A coalition of local residents and activists filed a lawsuit on Jan. 12 challenging the San Luis Obispo County Board of Supervisors' adoption of a redistricting map last month that dramatically redrew its five supervisorial districts.
Calling the new map an attempt to "entrench Republican control of the Board of Supervisors" for the next decade, the lawsuit filed by SLO County Citizens for Good Government alleges "sophisticated and systemic partisan gerrymandering."
- File Photo By Jayson Mellom
- CHALLENGED A coalition of SLO County residents is suing the county over the redistricting map adopted by the Board of Supervisors (pictured) last month.
"The new supervisorial district boundaries approved by the Republican board majority are drawn in a manner that supports, indeed compels, a single reasonable and inescapable conclusion: that the boundaries were drawn for the prohibited purpose of favoring one political party and/or discriminating against another," the lawsuit states.
The suit argues that the reconfigured districts—drawn by a registered Republican, Richard Patten, endorsed by the local Republican Party, and voted in by three Republican supervisors—gives the party an advantage in three of the five districts, despite the fact that Democrats outnumber Republicans in SLO County by 6,000 to 7,000 voters.
"The record demonstrates that the board adopted the Richard Patten Map for prohibited partisan purposes in conflict with the requirements of California law," the lawsuit says. "Petitioners request that the court ... set aside the board's adoption of that map in advance of the supervisorial election currently scheduled for June 2022."
A San Francisco-based law firm—Shute, Mihaly & Weinberger LLP—signed the Writ of Mandate and filed it in the Paso Robles branch of SLO County Superior Court. Three county citizens, along with Citizens for Good Government, are listed as plaintiffs: SLO resident Patricia Gomez, Oceano resident Allene Villa, and Los Osos resident Don Maruska.

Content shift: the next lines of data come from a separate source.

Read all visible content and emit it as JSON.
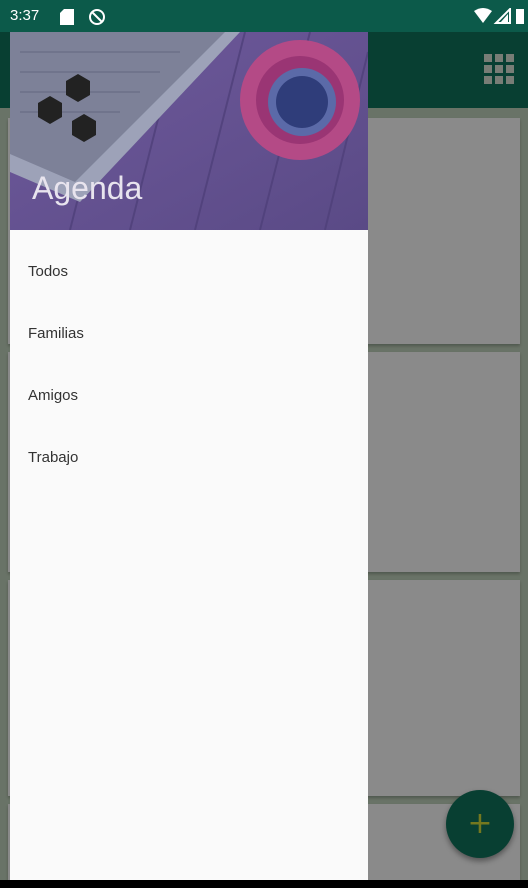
{
  "status_bar": {
    "time": "3:37",
    "icons": [
      "sd-card-icon",
      "sync-off-icon",
      "wifi-icon",
      "signal-icon",
      "battery-icon"
    ]
  },
  "app_bar": {
    "background_color": "#0f6d57",
    "icon": "grid-view-icon"
  },
  "drawer": {
    "title": "Agenda",
    "logo_icon": "hexagons-logo-icon",
    "items": [
      {
        "label": "Todos"
      },
      {
        "label": "Familias"
      },
      {
        "label": "Amigos"
      },
      {
        "label": "Trabajo"
      }
    ]
  },
  "fab": {
    "icon": "plus-icon",
    "symbol": "+",
    "background_color": "#0f6d57",
    "icon_color": "#c9cf36"
  },
  "colors": {
    "primary": "#0f6d57",
    "primary_dark": "#0c5a4a",
    "drawer_background": "#fafafa",
    "accent": "#c9cf36"
  }
}
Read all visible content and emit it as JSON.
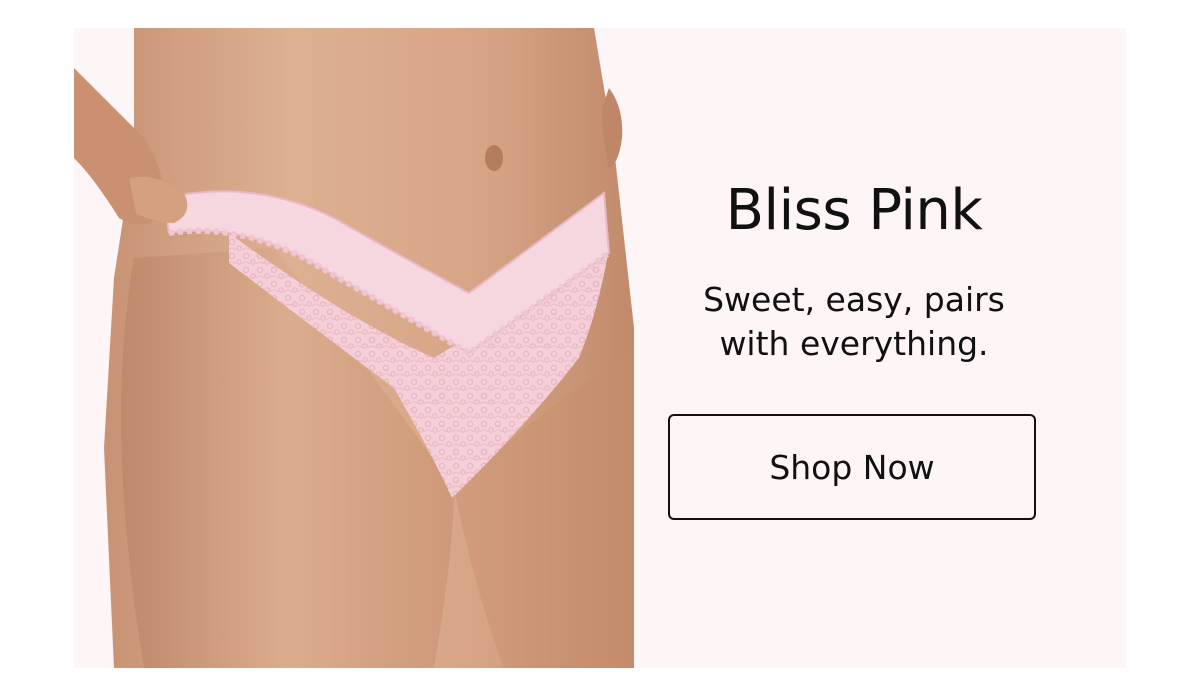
{
  "banner": {
    "background_color": "#fdf5f6",
    "image_alt_subject": "lace thong in pale pink"
  },
  "copy": {
    "headline": "Bliss Pink",
    "subhead": "Sweet, easy, pairs with everything.",
    "cta_label": "Shop Now"
  },
  "colors": {
    "text": "#111111",
    "product_pink": "#f3c9d3",
    "skin": "#d8a482"
  }
}
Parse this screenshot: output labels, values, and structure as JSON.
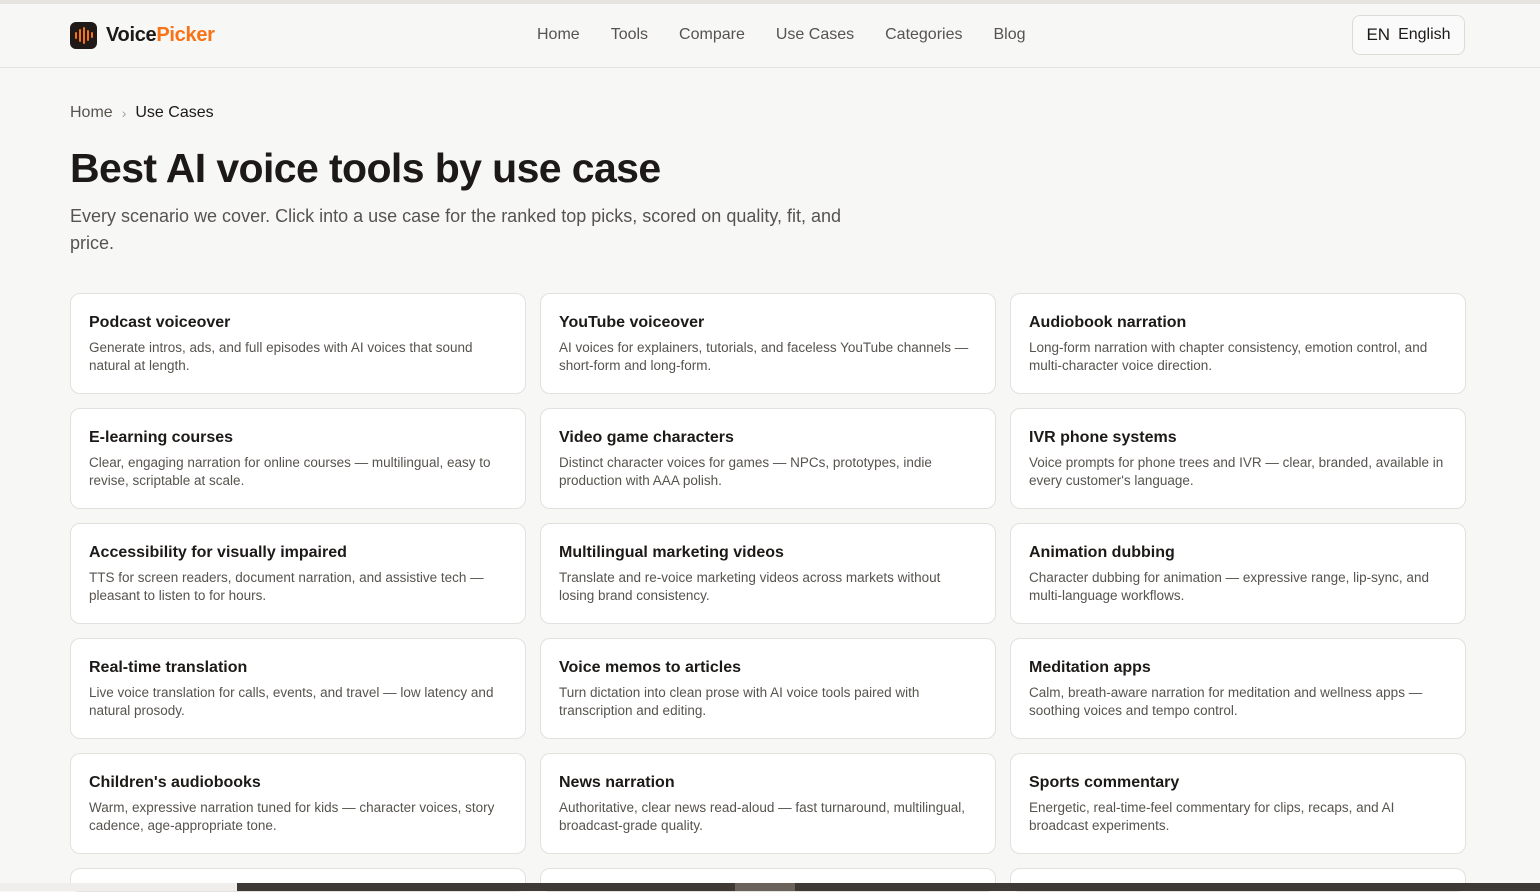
{
  "brand": {
    "name_part1": "Voice",
    "name_part2": "Picker",
    "accent": "#f97316",
    "logo_icon": "waveform-icon"
  },
  "nav": {
    "links": [
      "Home",
      "Tools",
      "Compare",
      "Use Cases",
      "Categories",
      "Blog"
    ],
    "language": {
      "code": "EN",
      "label": "English"
    }
  },
  "breadcrumb": {
    "home": "Home",
    "separator": "›",
    "current": "Use Cases"
  },
  "page": {
    "title": "Best AI voice tools by use case",
    "subtitle": "Every scenario we cover. Click into a use case for the ranked top picks, scored on quality, fit, and price."
  },
  "use_cases": [
    {
      "title": "Podcast voiceover",
      "desc": "Generate intros, ads, and full episodes with AI voices that sound natural at length."
    },
    {
      "title": "YouTube voiceover",
      "desc": "AI voices for explainers, tutorials, and faceless YouTube channels — short-form and long-form."
    },
    {
      "title": "Audiobook narration",
      "desc": "Long-form narration with chapter consistency, emotion control, and multi-character voice direction."
    },
    {
      "title": "E-learning courses",
      "desc": "Clear, engaging narration for online courses — multilingual, easy to revise, scriptable at scale."
    },
    {
      "title": "Video game characters",
      "desc": "Distinct character voices for games — NPCs, prototypes, indie production with AAA polish."
    },
    {
      "title": "IVR phone systems",
      "desc": "Voice prompts for phone trees and IVR — clear, branded, available in every customer's language."
    },
    {
      "title": "Accessibility for visually impaired",
      "desc": "TTS for screen readers, document narration, and assistive tech — pleasant to listen to for hours."
    },
    {
      "title": "Multilingual marketing videos",
      "desc": "Translate and re-voice marketing videos across markets without losing brand consistency."
    },
    {
      "title": "Animation dubbing",
      "desc": "Character dubbing for animation — expressive range, lip-sync, and multi-language workflows."
    },
    {
      "title": "Real-time translation",
      "desc": "Live voice translation for calls, events, and travel — low latency and natural prosody."
    },
    {
      "title": "Voice memos to articles",
      "desc": "Turn dictation into clean prose with AI voice tools paired with transcription and editing."
    },
    {
      "title": "Meditation apps",
      "desc": "Calm, breath-aware narration for meditation and wellness apps — soothing voices and tempo control."
    },
    {
      "title": "Children's audiobooks",
      "desc": "Warm, expressive narration tuned for kids — character voices, story cadence, age-appropriate tone."
    },
    {
      "title": "News narration",
      "desc": "Authoritative, clear news read-aloud — fast turnaround, multilingual, broadcast-grade quality."
    },
    {
      "title": "Sports commentary",
      "desc": "Energetic, real-time-feel commentary for clips, recaps, and AI broadcast experiments."
    }
  ]
}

The lawsuit comes less than a month after county supervisors finalized their controversial redistricting decision on a 3-2 vote. Since Dec. 22, Citizens for Good Government has raised more than $260,000 from nearly 1,500 donors for the legal effort, according to spokesperson Quinn Brady. The group expects the ultimate costs of the suit to exceed $400,000.
"We do have great local lawyers collaborating with us pro bono and we're a fully volunteer team, so we're able to cut costs in a lot of ways, but bringing in a firm like Shute, [Mihaly & Weinberger] really gives us the best chance at success," Brady told New Times. "I think we are going to continue ask the community for support, and every time we do, support comes pouring in, which I think is a real testament to how much people care and how outrageous the board's decision was."
Brady said that the coalition is now keenly focused on expediting its redistricting challenge through the court system, since two county supervisor elections for Districts 2 and 4, represented by Bruce Gibson and Lynn Compton, respectively, are slated for June 2022.
"We're aware of the timeline and we recognize the primary dates we're working backwards from," Brady said. "Our understanding is that courts across the United States are trying to work to expedite these types of filings because they recognize how important elections are. So, we hope we'll see the same thing from the courts here."
Brady did not elaborate on why the group decided to file the challenge in the Paso Robles branch of the court, only saying that the county as a whole is affected by the outcome, "so whatever court we file in, it would be the correct court."
In a response to New Times' request for comment, the SLO County Counsel's Office confirmed that "it will be defending the Board of Supervisors' legislative decision through the court process." Δ